The Infrascale DPA/vDPA Appliance has the ability to coordinate with VSS to back up virtual machines without taking them offline or interrupting them - normally called 'live' or 'hot' backups. but there are several conditions that must be met for this to occur.

Note: Windows Server 2012R2 and 2016 are not affected by this and will always be keeping the Virtual Machine online during the backup operation.

The requirements for Hyper-V are listed below: 
  1. The Guest must be running one of the supported OS's of the relevant Host OS as below:

    - Host running Server 2008 R2 -
    - Host running Server 2012 -
    - Host running Server 2012 R2 -
    - Host running Server 2016 -
  2. The latest "Integration Services" must be installed. This can be checked by connecting to the virtual machine and then go to 'Action' > 'Insert Integration Services Setup Disk'.

  3. In the Properties dialog of the VM, from either Hyper-V Manager or SCVMM, look on the Integration Services tab and ensure that “Backup (volume snapshot)” is checked (see screenshot below).

  4. The guest VM is in a running state
  5. All the guest VM's disks have ample free space available for the internal shadow copy to complete. You must have 10% free disk space on each disk.
  6. In the guest VM, the service with name "Hyper-V Volume Shadow Copy Requestor" is running
  7. The Snapshot File Location for the VM is set to be the same volume in the host operating system as the VHD files for the VM
  8. The guest operating system must have its own VSS support (Vista desktops and later, 2003 Server and later).
  9. The guest VM must have a SCSI controller attached in the VM settings (in Hyper-V Manager). There is no need to have any disks on the controller, but it must be present.  
  10. The guest VM must not have any Shadow Storage assignment of a volume explicitly set to a different volume other than itself.
  11. There must not be any App-V drives installed on the virtual machine as this creates a non-NTFS volume.
  12. If the guest OS has a system reserved partition, verify that it has at least 45MB of free space. If less than that is free, ensure that a windows shadow copy can be created as per the screenshot below:

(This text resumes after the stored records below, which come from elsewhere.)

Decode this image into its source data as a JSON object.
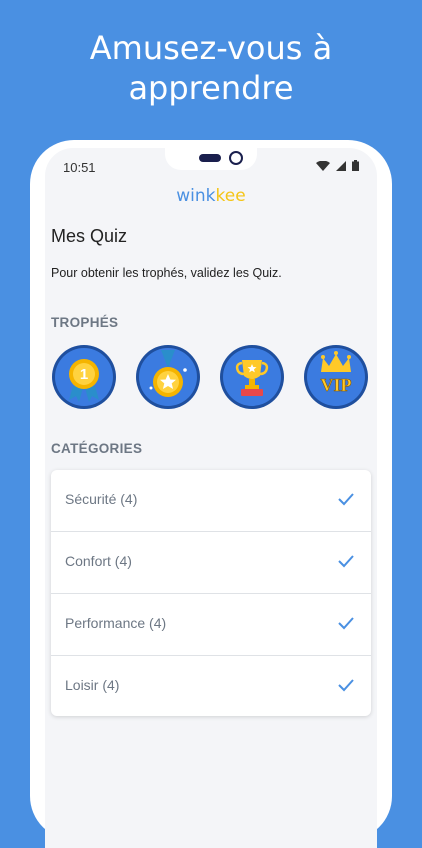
{
  "headline": {
    "line1": "Amusez-vous à",
    "line2": "apprendre"
  },
  "status": {
    "time": "10:51"
  },
  "logo": {
    "part1": "wink",
    "part2": "kee"
  },
  "page": {
    "title": "Mes Quiz",
    "subtitle": "Pour obtenir les trophés, validez les Quiz."
  },
  "trophies": {
    "header": "TROPHÉS",
    "items": [
      {
        "icon": "medal-number-one-icon",
        "text": "1"
      },
      {
        "icon": "medal-star-icon"
      },
      {
        "icon": "trophy-cup-icon"
      },
      {
        "icon": "vip-crown-icon",
        "text": "VIP"
      }
    ]
  },
  "categories": {
    "header": "CATÉGORIES",
    "items": [
      {
        "label": "Sécurité (4)",
        "checked": true
      },
      {
        "label": "Confort (4)",
        "checked": true
      },
      {
        "label": "Performance (4)",
        "checked": true
      },
      {
        "label": "Loisir (4)",
        "checked": true
      }
    ]
  },
  "colors": {
    "background": "#4a90e2",
    "accent": "#4a90e2",
    "gold": "#f5c518",
    "badge_blue": "#2f6fd1"
  }
}
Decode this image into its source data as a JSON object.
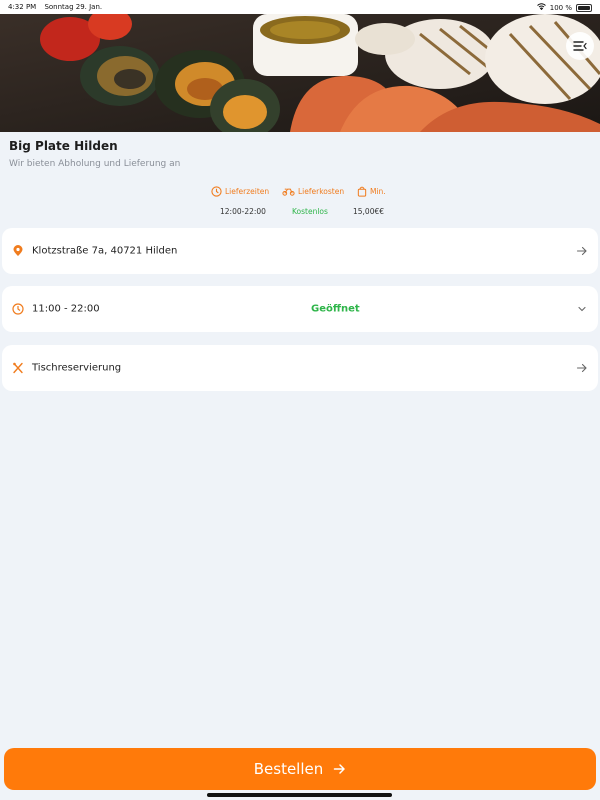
{
  "status_bar": {
    "time": "4:32 PM",
    "date": "Sonntag 29. Jan.",
    "battery": "100 %"
  },
  "restaurant": {
    "name": "Big Plate Hilden",
    "tagline": "Wir bieten Abholung und Lieferung an"
  },
  "delivery_info": [
    {
      "icon": "clock-icon",
      "label": "Lieferzeiten",
      "value": "12:00-22:00"
    },
    {
      "icon": "scooter-icon",
      "label": "Lieferkosten",
      "value": "Kostenlos"
    },
    {
      "icon": "bag-icon",
      "label": "Min.",
      "value": "15,00€€"
    }
  ],
  "cards": {
    "address": {
      "label": "Klotzstraße 7a, 40721 Hilden",
      "icon": "location-pin-icon"
    },
    "hours": {
      "label": "11:00 - 22:00",
      "status": "Geöffnet",
      "icon": "clock-icon"
    },
    "reservation": {
      "label": "Tischreservierung",
      "icon": "cutlery-icon"
    }
  },
  "order_button": {
    "label": "Bestellen"
  },
  "colors": {
    "accent": "#ff7a0a",
    "open": "#2fb54a",
    "background": "#eff3f8"
  }
}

  13. All of the virtual machine’s volumes must be formatted with NTFS/ReFS. The volume that contains the .VHD(s) for the VM must also be formatted with NTFS/ReFS. The guest operating system’s disks must be “Basic”, not “Dynamic” (this is not the same as dynamic vs. fixed VHDs, see screenshot below).
  14. The “COM+ Event System”, “Distributed Transaction Coordinator”, “Remote Procedure Call (RPC)”, and “System Event Notification” services must be running within the VM. By default, these are set to “Automatic” and/or “Automatic (Delayed Start)”. The “COM+ System Application” and “Microsoft Software Shadow Copy Provider” and “Volume Shadow Copy” services must at least be set to Manual, which is the default for these. It is acceptable, but not required, to set them to “Automatic” or “Automatic (Delayed Start)”.
  15. Check if you are getting a "vmicvss" with event ID 13 inside the Application event log of the VM that is specifying that Windows cannot perform an online backup of this system. Event below:
    Event ID: 13
    Source: vmicvss    
    Description: Windows cannot perform an online backup of this system because scoped snapshots are enabled. To resolve this, disable scoped snapshots by creating the following registry value on this computer:
         PATH: HKEY_LOCAL_MACHINE\SOFTWARE\Microsoft\Windows NT\CurrentVersion\SystemRestore\
         DWORD: ScopeSnapshots
         Value: 0

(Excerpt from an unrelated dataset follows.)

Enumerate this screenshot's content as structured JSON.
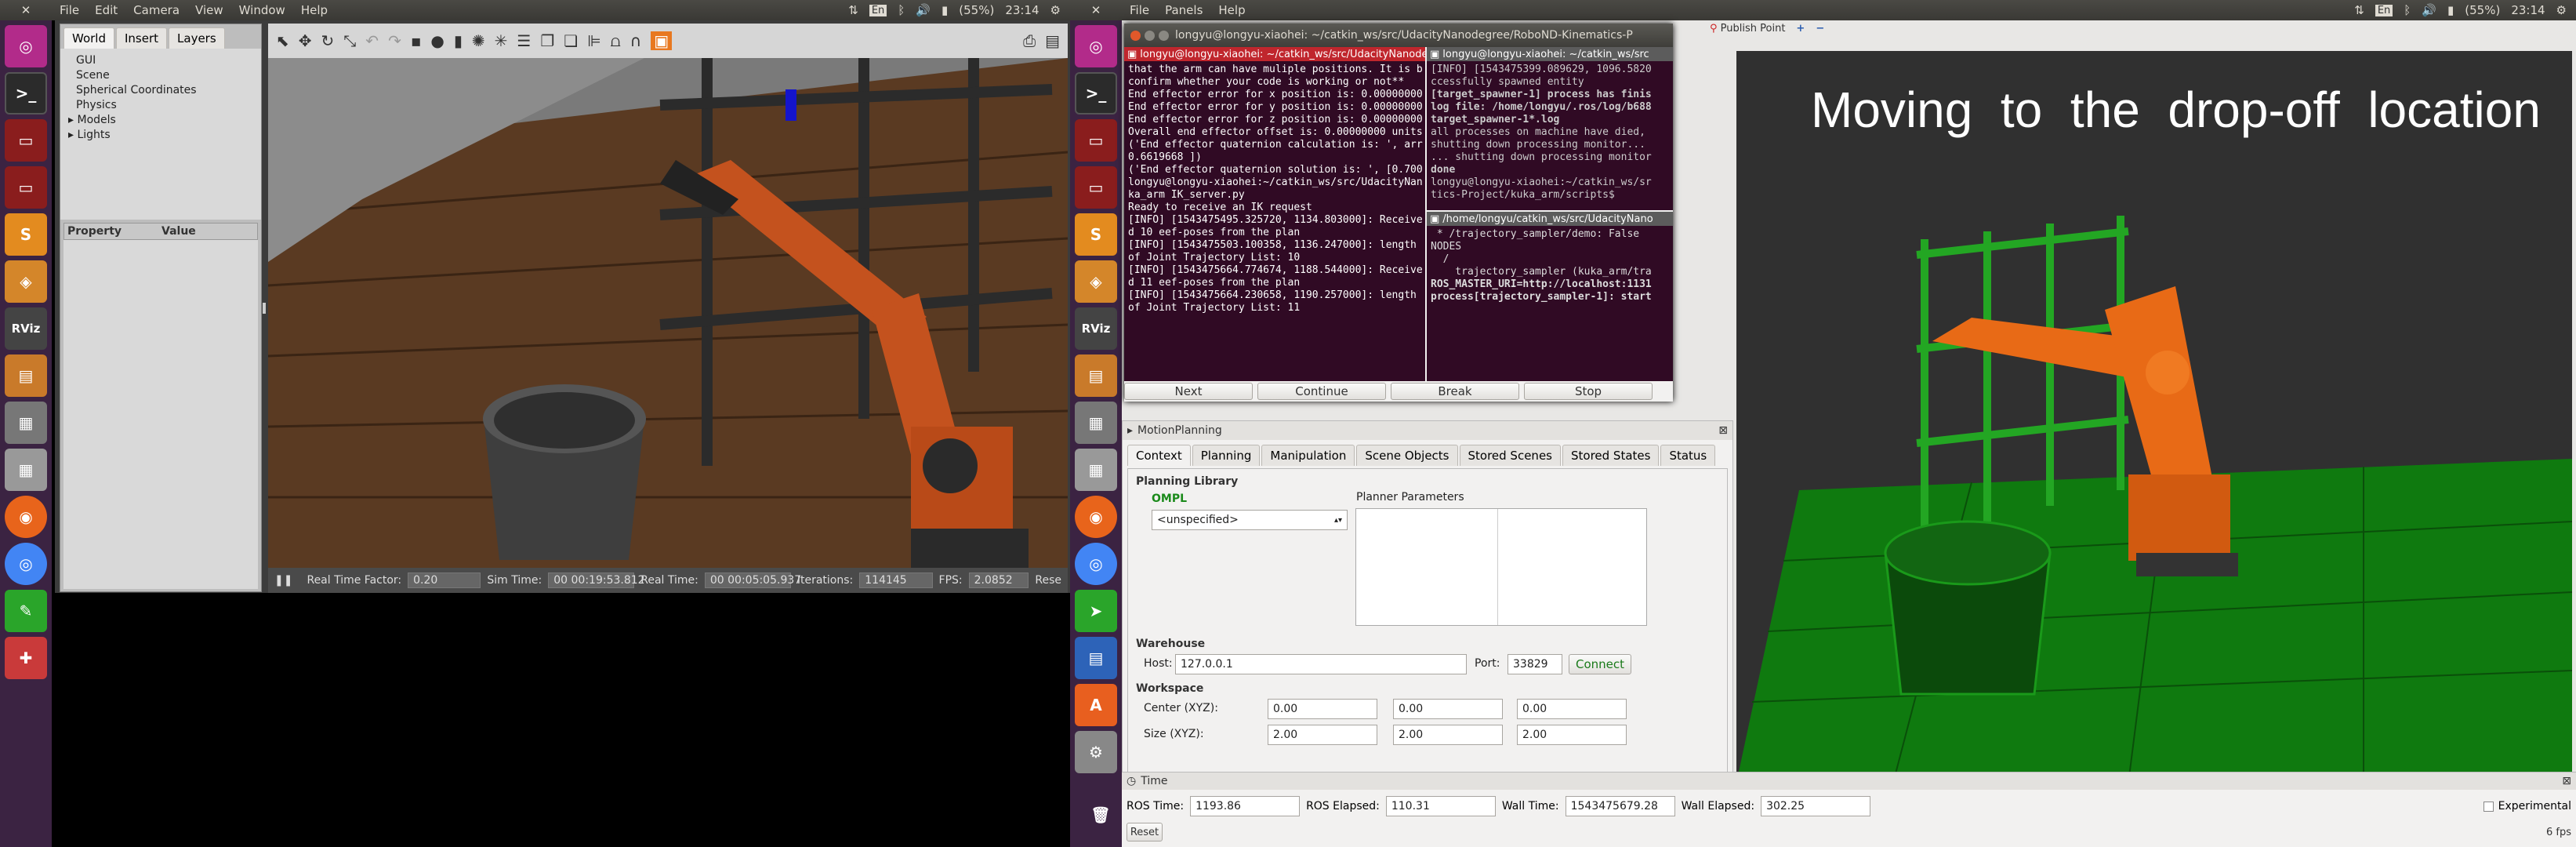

The simplistic explanation of these backup types is that the VSS writer is called within the Hyper-V host. It notifies the Integration Services within the VM that a backup is about to occur. Integration Services negotiates with the VM’s VSS writer to take the VSS snapshot. With the exception of the Integration Services, all the above requirements are generally the same for a VSS-based traditional backup; the difference is that all components of the VM must comply. For instance, a traditional backup on a system with a dynamic disk or FAT32 volume can use the VSS writer for everything except the protected data that lives on a dynamic disk or FAT32 volume. Because the entire VM must be synchronized with the parent partition’s VSS writer, the entire VM must be able to interact with VSS or the entire VM must be paused while the parent’s VSS writer operates on it.